Having lived in Spain for a while, I’ve come to know that if you see anyone walking around with a nice leather bag, the chances are it’s from Morocco. The country has been famous for hundreds of years for producing some of the finest leather goods in the world.
The tanneries in Fez are a popular spot for tourists to visit to see all the leather being processed and turned into beautiful products. As you walk up to the rooftops of the surrounding buildings to see the view, you’re given some mint leaves to smell. This is because one of the steps involved in cleaning the leather is to keep it in pidgeon poop for a while, to let the ammonia work it’s magic. These are in the big white vats that you see in the pictures below. The stench is particularly revolting, and I was more than happy to have the mint to whiff instead.
The brown vats are where the leather is dyed various colours. Men work in the sweltering heat in these (having grown accustomed to the overwhelming smell of pidgeon crap coming from nextdoor), after covering themselves in sunflower oil in order to not get dyed themselves.
In between these stages, and after, the leather hung up to dry out in the sun, which is what you’ll see in the towers situated in the middle and around the outside of the tanneries. You will also see piles of wool spread out across the rooftops, which is used for stuffing leather cushions or pillows.
Once the leather has passed through all of that, it’s ready to be cut and sewn up to create all the products you’ll find in the buildings surrounding the tannery. These have the novelty factor of having been made a matter of metres away from the store, but they also come with that price.

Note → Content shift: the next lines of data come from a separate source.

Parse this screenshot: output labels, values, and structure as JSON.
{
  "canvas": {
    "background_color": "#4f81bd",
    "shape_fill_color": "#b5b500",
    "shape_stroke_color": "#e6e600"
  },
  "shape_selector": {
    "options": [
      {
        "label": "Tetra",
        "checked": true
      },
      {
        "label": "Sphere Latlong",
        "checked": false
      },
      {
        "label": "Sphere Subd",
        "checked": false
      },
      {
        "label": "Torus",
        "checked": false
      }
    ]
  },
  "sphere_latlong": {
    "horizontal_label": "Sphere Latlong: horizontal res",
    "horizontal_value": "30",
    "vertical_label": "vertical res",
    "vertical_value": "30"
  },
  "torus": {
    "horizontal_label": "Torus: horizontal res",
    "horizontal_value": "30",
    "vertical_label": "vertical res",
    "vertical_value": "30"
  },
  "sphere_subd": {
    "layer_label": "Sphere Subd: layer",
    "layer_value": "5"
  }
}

You’ll find leather products all over Fez and Morocco, so make sure you shop around for a bargain as just a few streets down from the tanneries the leather goods are much cheaper.
Photos contributed in part by Sophie Derrington of Switzerland.